▶ **What you will do**: Which lines of the entries below contain the string "amount"? Copy each one.
═══ Data to use
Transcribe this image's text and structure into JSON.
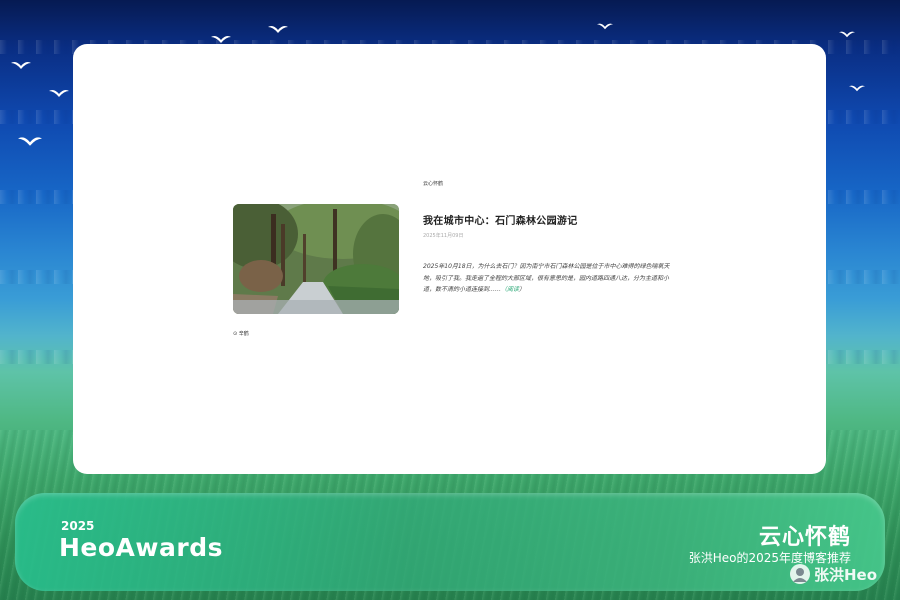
{
  "blog_card": {
    "site_name": "云心怀鹤",
    "post": {
      "title": "我在城市中心：石门森林公园游记",
      "date": "2025年11月09日",
      "excerpt": "2025年10月18日，为什么去石门？因为南宁市石门森林公园是位于市中心难得的绿色喘氧天地，吸引了我。我走遍了全程的大部区域，很有意思的是，园内道路四通八达，分为主道和小道，数不清的小道连接到……",
      "read_more_open": "（",
      "read_more_label": "阅读",
      "read_more_close": "）",
      "link_color": "#2aa876"
    },
    "author": "⊙ 辛鹤"
  },
  "award_banner": {
    "year": "2025",
    "name": "HeoAwards",
    "blog_name": "云心怀鹤",
    "recommendation": "张洪Heo的2025年度博客推荐"
  },
  "watermark": {
    "text": "张洪Heo"
  },
  "colors": {
    "sky_top": "#061a52",
    "grass": "#3da56a",
    "banner": "#32b482",
    "card": "#ffffff"
  }
}
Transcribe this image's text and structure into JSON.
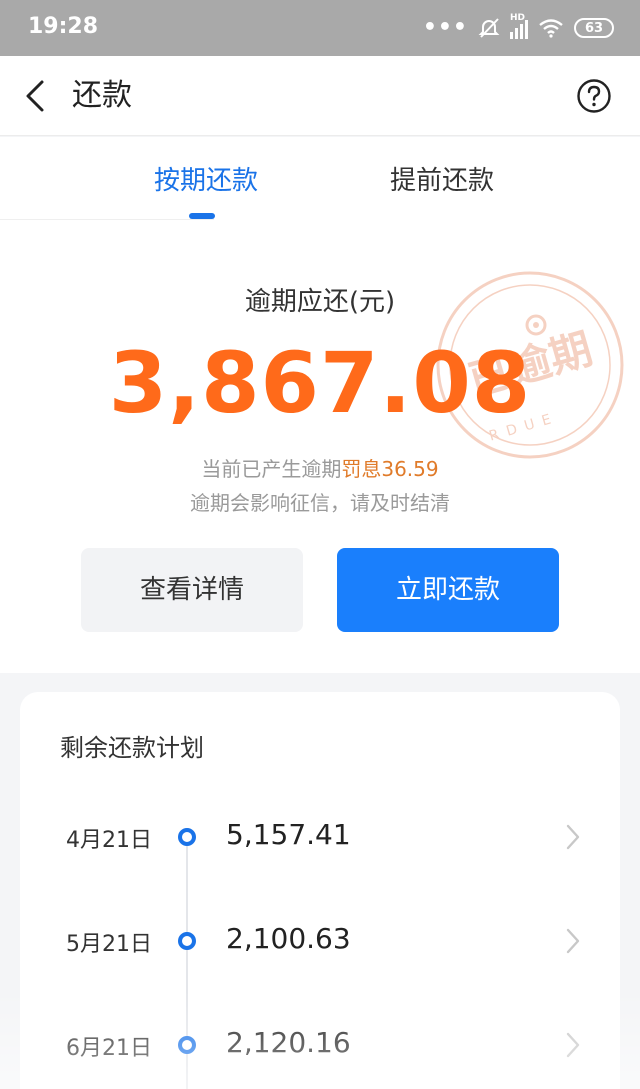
{
  "status_bar": {
    "time": "19:28",
    "signal_label": "HD",
    "battery": "63"
  },
  "header": {
    "title": "还款"
  },
  "tabs": [
    {
      "label": "按期还款",
      "active": true
    },
    {
      "label": "提前还款",
      "active": false
    }
  ],
  "summary": {
    "label": "逾期应还(元)",
    "amount": "3,867.08",
    "penalty_prefix": "当前已产生逾期",
    "penalty_label": "罚息",
    "penalty_value": "36.59",
    "warning": "逾期会影响征信，请及时结清",
    "stamp_text": "已逾期",
    "stamp_subtext": "RDUE"
  },
  "buttons": {
    "details_label": "查看详情",
    "repay_label": "立即还款"
  },
  "plan": {
    "title": "剩余还款计划",
    "rows": [
      {
        "date": "4月21日",
        "amount": "5,157.41"
      },
      {
        "date": "5月21日",
        "amount": "2,100.63"
      },
      {
        "date": "6月21日",
        "amount": "2,120.16"
      }
    ]
  },
  "colors": {
    "accent": "#1a73e8",
    "primary_button": "#1a7ffc",
    "amount": "#ff6a1a",
    "stamp": "#e88f68"
  }
}
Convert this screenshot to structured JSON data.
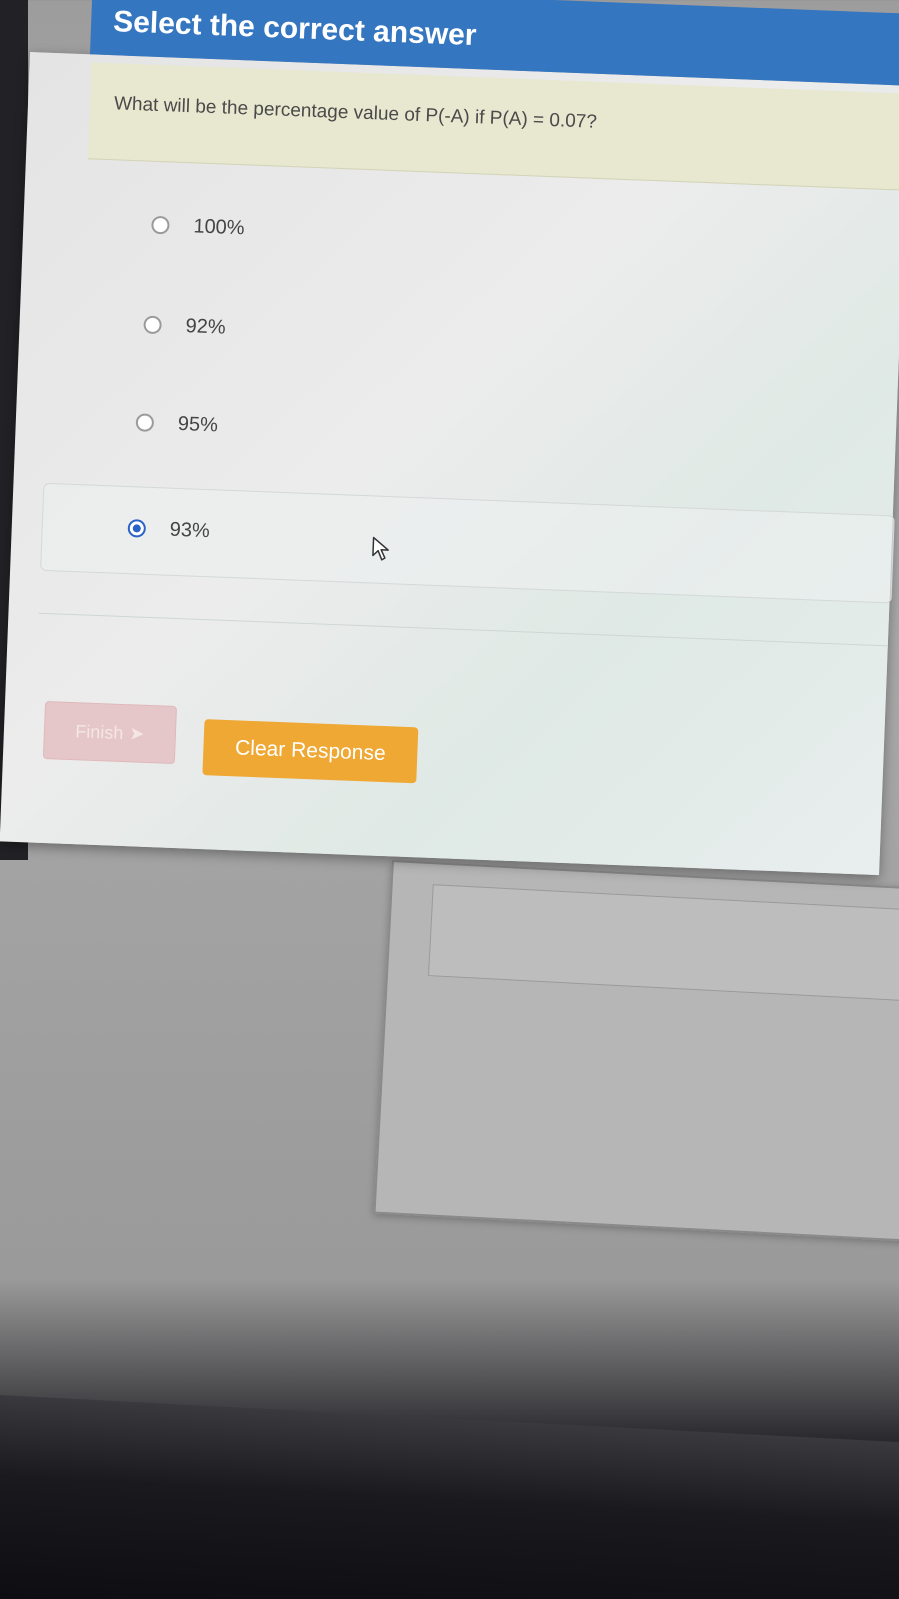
{
  "header": {
    "title": "Select the correct answer"
  },
  "question": {
    "text": "What will be the percentage value of P(-A) if P(A) = 0.07?"
  },
  "options": [
    {
      "label": "100%",
      "selected": false
    },
    {
      "label": "92%",
      "selected": false
    },
    {
      "label": "95%",
      "selected": false
    },
    {
      "label": "93%",
      "selected": true
    }
  ],
  "buttons": {
    "finish_label": "Finish",
    "clear_label": "Clear Response"
  },
  "colors": {
    "header": "#3476c0",
    "question_bg": "#e7e8cf",
    "clear_button": "#efa834",
    "finish_button": "#e6c7c9",
    "radio_selected": "#2a62c8"
  },
  "icons": {
    "finish": "arrow-right-icon",
    "cursor": "mouse-pointer-icon"
  }
}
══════
▶ **Exercise result**:
    "amount": "3,867.08",
        "amount": "5,157.41"
        "amount": "2,100.63"
        "amount": "2,120.16"
    "amount": "#ff6a1a",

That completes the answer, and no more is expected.